Iron Orchard Road Singapore

Monica Karpinski received her BA (Media and Communications) and Diploma in Modern Languages (French) from the University of Melbourne, Australia.
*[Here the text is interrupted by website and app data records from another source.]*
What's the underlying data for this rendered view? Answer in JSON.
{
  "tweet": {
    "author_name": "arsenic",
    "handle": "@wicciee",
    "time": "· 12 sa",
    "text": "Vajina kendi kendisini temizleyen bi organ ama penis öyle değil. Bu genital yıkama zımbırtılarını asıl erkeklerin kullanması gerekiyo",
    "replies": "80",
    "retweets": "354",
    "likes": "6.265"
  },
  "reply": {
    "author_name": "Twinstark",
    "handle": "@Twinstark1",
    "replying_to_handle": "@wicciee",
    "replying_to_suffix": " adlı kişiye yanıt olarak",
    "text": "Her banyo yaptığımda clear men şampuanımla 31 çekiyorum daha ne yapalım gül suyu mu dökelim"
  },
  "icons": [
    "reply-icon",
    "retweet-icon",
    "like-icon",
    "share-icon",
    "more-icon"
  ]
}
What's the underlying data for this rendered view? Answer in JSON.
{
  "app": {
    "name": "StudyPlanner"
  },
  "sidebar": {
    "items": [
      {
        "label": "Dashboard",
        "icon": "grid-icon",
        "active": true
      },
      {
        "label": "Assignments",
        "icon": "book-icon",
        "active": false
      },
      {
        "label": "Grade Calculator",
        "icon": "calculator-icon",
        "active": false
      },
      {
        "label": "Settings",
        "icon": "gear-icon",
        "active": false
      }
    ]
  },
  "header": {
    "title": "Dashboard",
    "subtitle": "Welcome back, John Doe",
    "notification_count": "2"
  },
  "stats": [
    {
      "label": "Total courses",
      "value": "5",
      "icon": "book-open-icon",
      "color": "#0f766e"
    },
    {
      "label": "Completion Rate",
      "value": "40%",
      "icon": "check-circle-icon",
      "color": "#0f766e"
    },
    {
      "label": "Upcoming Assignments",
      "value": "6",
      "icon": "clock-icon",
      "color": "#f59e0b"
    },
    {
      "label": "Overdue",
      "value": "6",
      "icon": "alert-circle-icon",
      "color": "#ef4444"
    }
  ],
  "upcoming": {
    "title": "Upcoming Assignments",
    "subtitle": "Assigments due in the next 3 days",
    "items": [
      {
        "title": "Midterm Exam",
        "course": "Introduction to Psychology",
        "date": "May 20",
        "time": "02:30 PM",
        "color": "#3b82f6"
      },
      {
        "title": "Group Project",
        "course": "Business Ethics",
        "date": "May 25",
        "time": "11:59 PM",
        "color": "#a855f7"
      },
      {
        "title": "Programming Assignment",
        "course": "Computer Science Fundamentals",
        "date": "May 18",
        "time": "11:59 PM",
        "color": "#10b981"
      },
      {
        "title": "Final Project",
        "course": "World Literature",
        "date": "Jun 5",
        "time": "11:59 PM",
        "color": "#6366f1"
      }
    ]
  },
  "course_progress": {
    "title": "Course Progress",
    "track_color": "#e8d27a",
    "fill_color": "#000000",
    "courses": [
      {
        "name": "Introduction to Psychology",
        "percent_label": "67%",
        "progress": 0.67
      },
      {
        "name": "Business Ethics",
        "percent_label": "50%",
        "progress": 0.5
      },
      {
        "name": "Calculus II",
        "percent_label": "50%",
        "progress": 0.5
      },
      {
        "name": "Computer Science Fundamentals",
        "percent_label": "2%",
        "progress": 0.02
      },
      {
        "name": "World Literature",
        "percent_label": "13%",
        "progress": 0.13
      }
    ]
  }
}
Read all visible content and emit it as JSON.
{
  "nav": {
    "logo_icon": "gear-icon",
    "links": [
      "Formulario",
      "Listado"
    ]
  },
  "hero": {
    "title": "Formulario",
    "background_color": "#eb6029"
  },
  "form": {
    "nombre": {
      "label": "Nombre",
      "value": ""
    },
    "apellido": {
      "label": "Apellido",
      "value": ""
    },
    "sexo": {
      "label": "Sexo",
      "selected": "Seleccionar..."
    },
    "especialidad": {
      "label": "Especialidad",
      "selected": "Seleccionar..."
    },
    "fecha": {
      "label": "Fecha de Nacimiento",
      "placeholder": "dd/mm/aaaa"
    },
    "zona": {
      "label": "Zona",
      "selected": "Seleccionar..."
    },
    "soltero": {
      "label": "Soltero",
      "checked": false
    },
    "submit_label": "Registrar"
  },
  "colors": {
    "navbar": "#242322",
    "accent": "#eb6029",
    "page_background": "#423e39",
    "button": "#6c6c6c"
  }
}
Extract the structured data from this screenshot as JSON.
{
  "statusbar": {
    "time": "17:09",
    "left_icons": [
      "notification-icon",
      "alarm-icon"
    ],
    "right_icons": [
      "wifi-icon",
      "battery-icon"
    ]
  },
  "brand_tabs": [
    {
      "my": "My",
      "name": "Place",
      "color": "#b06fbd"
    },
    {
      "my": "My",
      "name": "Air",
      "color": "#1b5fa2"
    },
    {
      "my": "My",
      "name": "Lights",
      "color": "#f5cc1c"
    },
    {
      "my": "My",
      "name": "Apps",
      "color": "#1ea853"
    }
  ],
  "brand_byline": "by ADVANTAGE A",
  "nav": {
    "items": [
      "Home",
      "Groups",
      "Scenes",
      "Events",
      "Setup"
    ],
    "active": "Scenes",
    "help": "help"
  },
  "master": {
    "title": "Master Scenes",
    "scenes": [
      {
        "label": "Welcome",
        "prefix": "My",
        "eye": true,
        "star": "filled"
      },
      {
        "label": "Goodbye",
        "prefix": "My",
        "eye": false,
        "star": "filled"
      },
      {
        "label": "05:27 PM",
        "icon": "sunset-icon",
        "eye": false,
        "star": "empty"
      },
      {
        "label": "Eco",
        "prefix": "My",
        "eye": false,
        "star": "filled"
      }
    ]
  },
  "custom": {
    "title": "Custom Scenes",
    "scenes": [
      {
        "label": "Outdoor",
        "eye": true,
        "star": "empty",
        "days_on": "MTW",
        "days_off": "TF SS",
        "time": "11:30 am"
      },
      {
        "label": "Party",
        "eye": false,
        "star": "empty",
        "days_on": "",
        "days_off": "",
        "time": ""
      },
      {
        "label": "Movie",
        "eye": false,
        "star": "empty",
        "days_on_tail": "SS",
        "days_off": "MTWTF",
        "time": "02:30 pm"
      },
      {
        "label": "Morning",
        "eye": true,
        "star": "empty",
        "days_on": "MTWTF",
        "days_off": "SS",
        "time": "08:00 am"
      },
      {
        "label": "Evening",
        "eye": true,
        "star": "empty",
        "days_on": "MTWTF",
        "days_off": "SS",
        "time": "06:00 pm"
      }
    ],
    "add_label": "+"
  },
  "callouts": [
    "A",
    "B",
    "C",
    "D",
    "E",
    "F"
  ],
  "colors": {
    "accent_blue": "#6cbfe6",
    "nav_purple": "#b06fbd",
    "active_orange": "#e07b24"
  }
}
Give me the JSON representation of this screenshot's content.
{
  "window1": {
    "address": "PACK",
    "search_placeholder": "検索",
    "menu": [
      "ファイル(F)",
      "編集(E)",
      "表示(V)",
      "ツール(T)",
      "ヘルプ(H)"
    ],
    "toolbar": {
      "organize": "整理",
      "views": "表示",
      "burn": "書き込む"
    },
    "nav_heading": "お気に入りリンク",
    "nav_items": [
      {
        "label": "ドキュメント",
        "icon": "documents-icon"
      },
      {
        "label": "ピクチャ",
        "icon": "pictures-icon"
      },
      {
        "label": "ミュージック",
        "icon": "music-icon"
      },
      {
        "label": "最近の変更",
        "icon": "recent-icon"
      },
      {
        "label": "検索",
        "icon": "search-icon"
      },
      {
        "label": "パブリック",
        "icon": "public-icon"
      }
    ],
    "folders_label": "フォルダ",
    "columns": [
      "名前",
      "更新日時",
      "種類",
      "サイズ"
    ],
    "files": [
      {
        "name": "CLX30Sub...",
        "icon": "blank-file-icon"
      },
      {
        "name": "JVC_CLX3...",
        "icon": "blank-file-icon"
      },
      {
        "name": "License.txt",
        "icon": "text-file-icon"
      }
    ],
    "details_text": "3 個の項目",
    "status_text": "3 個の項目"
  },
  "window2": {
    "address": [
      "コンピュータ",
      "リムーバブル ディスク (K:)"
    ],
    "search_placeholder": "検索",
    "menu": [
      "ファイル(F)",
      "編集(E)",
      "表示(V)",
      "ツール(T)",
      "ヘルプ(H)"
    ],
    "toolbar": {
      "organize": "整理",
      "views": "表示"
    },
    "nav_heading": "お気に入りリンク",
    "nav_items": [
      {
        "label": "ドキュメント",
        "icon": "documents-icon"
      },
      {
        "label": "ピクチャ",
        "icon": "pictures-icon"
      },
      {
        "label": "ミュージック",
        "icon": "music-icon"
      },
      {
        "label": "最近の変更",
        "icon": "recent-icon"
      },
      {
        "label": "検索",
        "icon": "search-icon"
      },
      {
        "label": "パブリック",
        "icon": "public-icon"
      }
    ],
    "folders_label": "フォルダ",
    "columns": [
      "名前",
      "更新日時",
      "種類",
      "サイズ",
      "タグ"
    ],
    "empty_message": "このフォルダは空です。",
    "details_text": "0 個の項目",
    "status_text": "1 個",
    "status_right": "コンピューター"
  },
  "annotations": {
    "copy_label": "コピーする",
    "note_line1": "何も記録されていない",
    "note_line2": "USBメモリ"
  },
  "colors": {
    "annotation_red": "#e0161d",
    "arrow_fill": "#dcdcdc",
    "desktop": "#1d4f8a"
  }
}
An art and culture aficionado, in her spare time Monica enjoys film, reading and writing about art.